That way, situations like that don’t morph into White people pity-parties in reflection, where the fragile lily-White soul meets the pitying judgment of helpless, bruised Black folk desperate for White liberal messiah Jim Caviezel’s to deliver them from evil in a deleted scene from The Passion of the Democrats. I hear Trent Lott’s playing Pontius Pilate.
Maybe it’s cynical, but I don’t feel responsible for assuaging White ignorance or White guilt. Sure, White racism stings, but often the White liberal antidote proves just as acidic.
I appreciate this. Usually, these discussions–in any context, for any outsider-group–assume an independent value of education that trumps any humiliation involved in accepting the asker/educator dynamic.
I can only speak for myself here. Let me put it this way: In theory, I think that parents are obligated to start using correct pronouns in reference to their transitioning children, and that it is extremely disrespectful for them not to. In practice, I am overjoyed that my parents have stopped outing me at restaurants. As much.
In theory, I consider all of these questions to be extensions of a power disparity, and most of them to be invasions of privacy or violations of dignity. In practice, I have answered questions about my genitalia (form and function) politely and in detail while standing in front of a busy buffet table. In theory, I consider ignorance to be as much a manifestation of privilege as hatred. In practice, I am usually far more generous to people who seem ignorant rather than hateful. In theory, I think that everyone has the right to tell every interrogator to go suck off a capuchin monkey. In theory, I consider that kind of response to be an education in and of itself. In theory, I recognize the questioner/”educator” dynamic to reinscribe the very disparities it is attempting to dismantle. In practice, I know that it is not always voluntary. In practice, I would like to learn how to be more constructive, more diplomatic–more educational. In practice, I envy people who are.

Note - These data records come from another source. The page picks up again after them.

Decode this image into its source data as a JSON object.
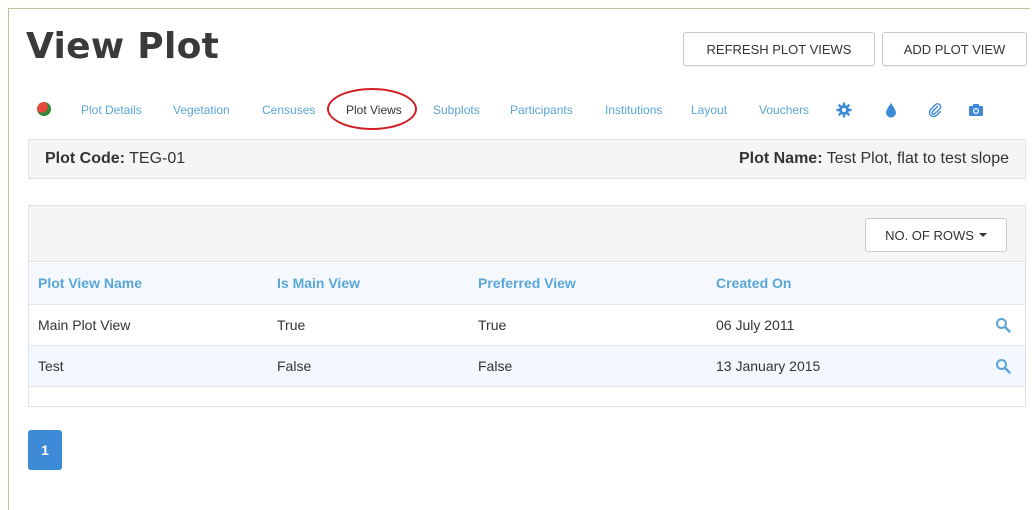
{
  "page": {
    "title": "View Plot"
  },
  "header_buttons": {
    "refresh": "REFRESH PLOT VIEWS",
    "add": "ADD PLOT VIEW"
  },
  "tabs": [
    {
      "label": "Plot Details"
    },
    {
      "label": "Vegetation"
    },
    {
      "label": "Censuses"
    },
    {
      "label": "Plot Views",
      "active": true
    },
    {
      "label": "Subplots"
    },
    {
      "label": "Participants"
    },
    {
      "label": "Institutions"
    },
    {
      "label": "Layout"
    },
    {
      "label": "Vouchers"
    }
  ],
  "tab_icons": [
    "globe-icon",
    "gear-icon",
    "water-drop-icon",
    "paperclip-icon",
    "camera-icon"
  ],
  "info": {
    "code_label": "Plot Code:",
    "code_value": "TEG-01",
    "name_label": "Plot Name:",
    "name_value": "Test Plot, flat to test slope"
  },
  "table": {
    "rows_button": "NO. OF ROWS",
    "headers": [
      "Plot View Name",
      "Is Main View",
      "Preferred View",
      "Created On"
    ],
    "rows": [
      [
        "Main Plot View",
        "True",
        "True",
        "06 July 2011"
      ],
      [
        "Test",
        "False",
        "False",
        "13 January 2015"
      ]
    ]
  },
  "pagination": {
    "current": "1"
  },
  "colors": {
    "accent": "#5aa6d6",
    "primary": "#3d8bd6",
    "highlight": "#d21f26"
  }
}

On the one hand, I have an understanding of what this dynamic means and how it feels; on the other, I have the knowledge of how it plays out when I enter into it, as well as a few examples of arguably successful communication. I don’t have answers to Scott’s questions, honestly. For all of you who do negotiate similar problems, what are your conclusions? What are your solutions?